Transmission owners know that nobody is minding the store, therefore they have been taking advantage of the situation to "accidentally" include all sorts of expenses and incorrect calculations that jack up rates and cost you extra money.  I say "accidentally" because there's always the chance that they will get fingered for a FERC audit, or get challenged by a couple of housewives from West Virginia.  In case they are caught by FERC, they pretend any misdeeds were an "accident" and promise to issue refunds.  It's a gamble the transmission owner is willing to take because chances are they won't get caught.  If they do get caught, they may not have to refund the whole amount they stole from customers, either because the entire amount of the thievery isn't discovered, isn't proven, or is negotiated through a settlement.  It's a risk that's profitable to take.  Therefore, transmission owners are routinely ripping us off.  

FERC notes that certain trends are developing in the way transmission owners rip us off.
Compliance Trends
During the past several years, DAA observed noncompliance in certain areas that warrant highlighting for jurisdictional entities and their corporate officials. Although there are other areas of noncompliance associated with the topics presented below, the areas discussed relate to areas where DAA has found consistent patterns of noncompliance. Greater attention is needed in these areas to prevent noncompliance and to avoid enforcement action.

Formula Rate Matters. DAA rigorously examines the accounting that populates formula rate recovery mechanisms that are used in determining billings to wholesale customers.
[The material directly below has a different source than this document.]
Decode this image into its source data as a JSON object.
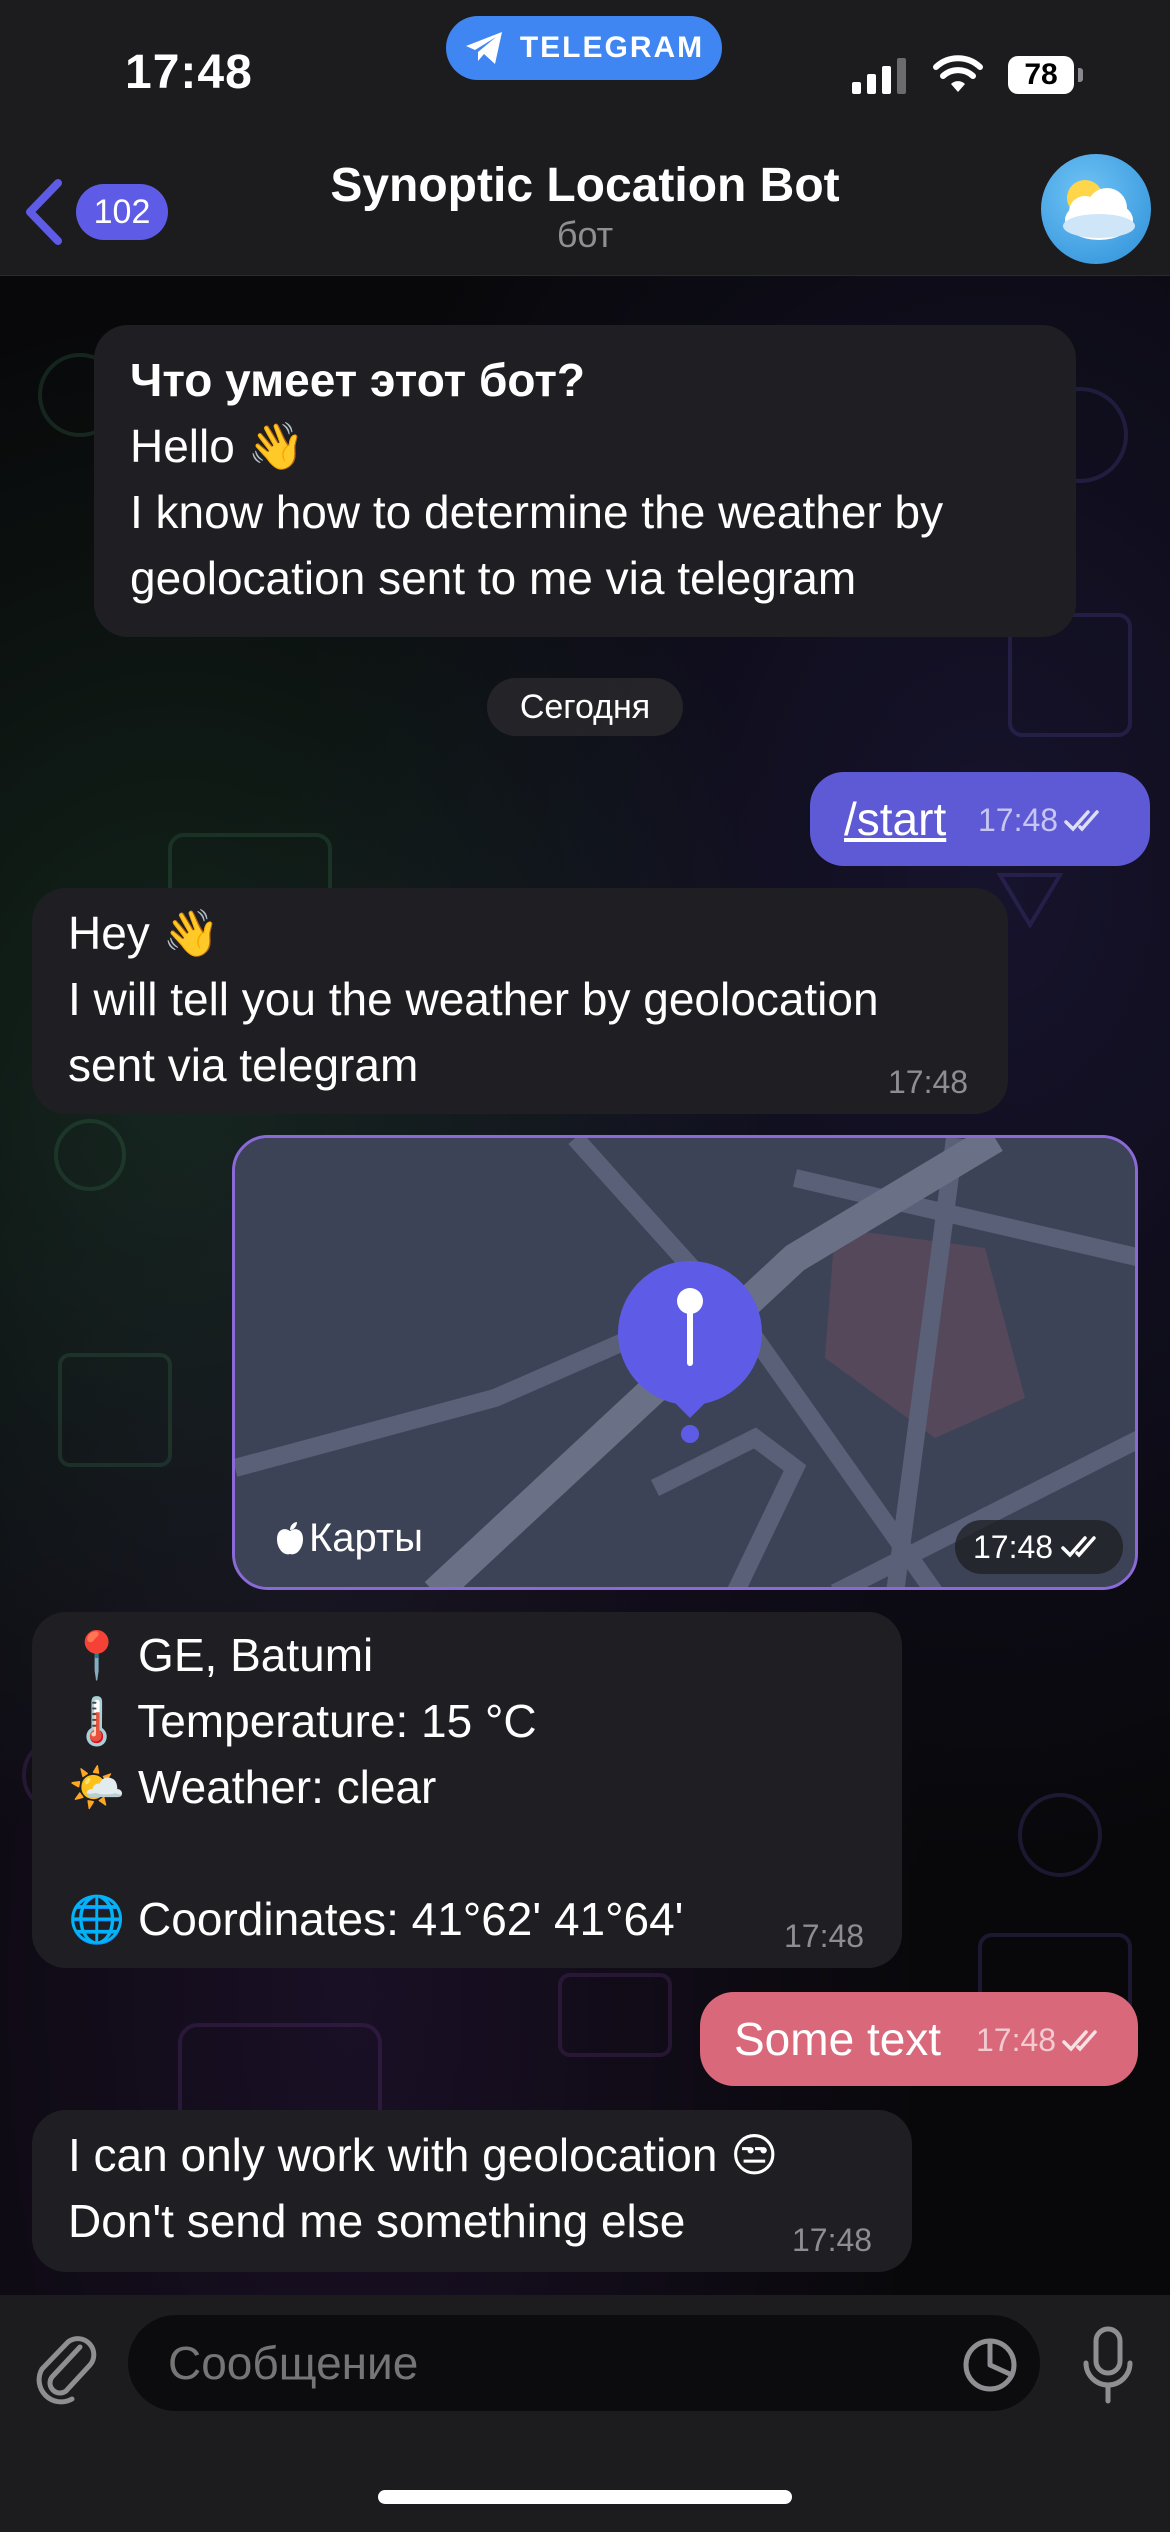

In recent formula rate audits, DAA observed certain patterns of noncompliance in the following areas:
Merger Goodwill – including goodwill in the equity component of the capital
structure absent Commission approval;
Depreciation Rates – using state-approved, rather than Commission-approved,
depreciation rates;
Merger Costs – including merger consummation costs (e.g., internal labor and other general and administrative costs) without Commission approval;
Tax Prepayments – incorrectly recording tax overpayments which are not applied
to a future tax year’s obligation as a prepayment leading to excess recoveries
through working capital;
Asset Retirement Obligation (ARO) – including ARO amounts in formula rates,
without explicit Commission approval;
Below-the-Line Costs – attempting to move below-the-line costs into formula rates (e.g., lobbying, charitable contributions, fines and penalties, and compromise settlements arising from discriminatory employment practices); and
Improper Capitalization – seeking to include in rate base (and earn a return on) costs that should be expensed.
This is completely unsurprising to me, since I've seen (and challenged) many of these incorrect practices.  But what does continue to surprise me is that nobody has the inclination to stop it.  If formula rates are to be used to set transmission rates, and FERC knows that they are subject to manipulation and purposeful over recovery, then there simply must be some entity designated to monitor them in the interest of consumer protection.  While states have agencies designated to protect their consumers from greedy utilities, there is no federal counterpart at FERC.

FERC's mission is to "assist consumers in obtaining reliable, efficient and sustainable energy services at a reasonable cost through appropriate regulatory and market means."  FERC is failing us on formula rates.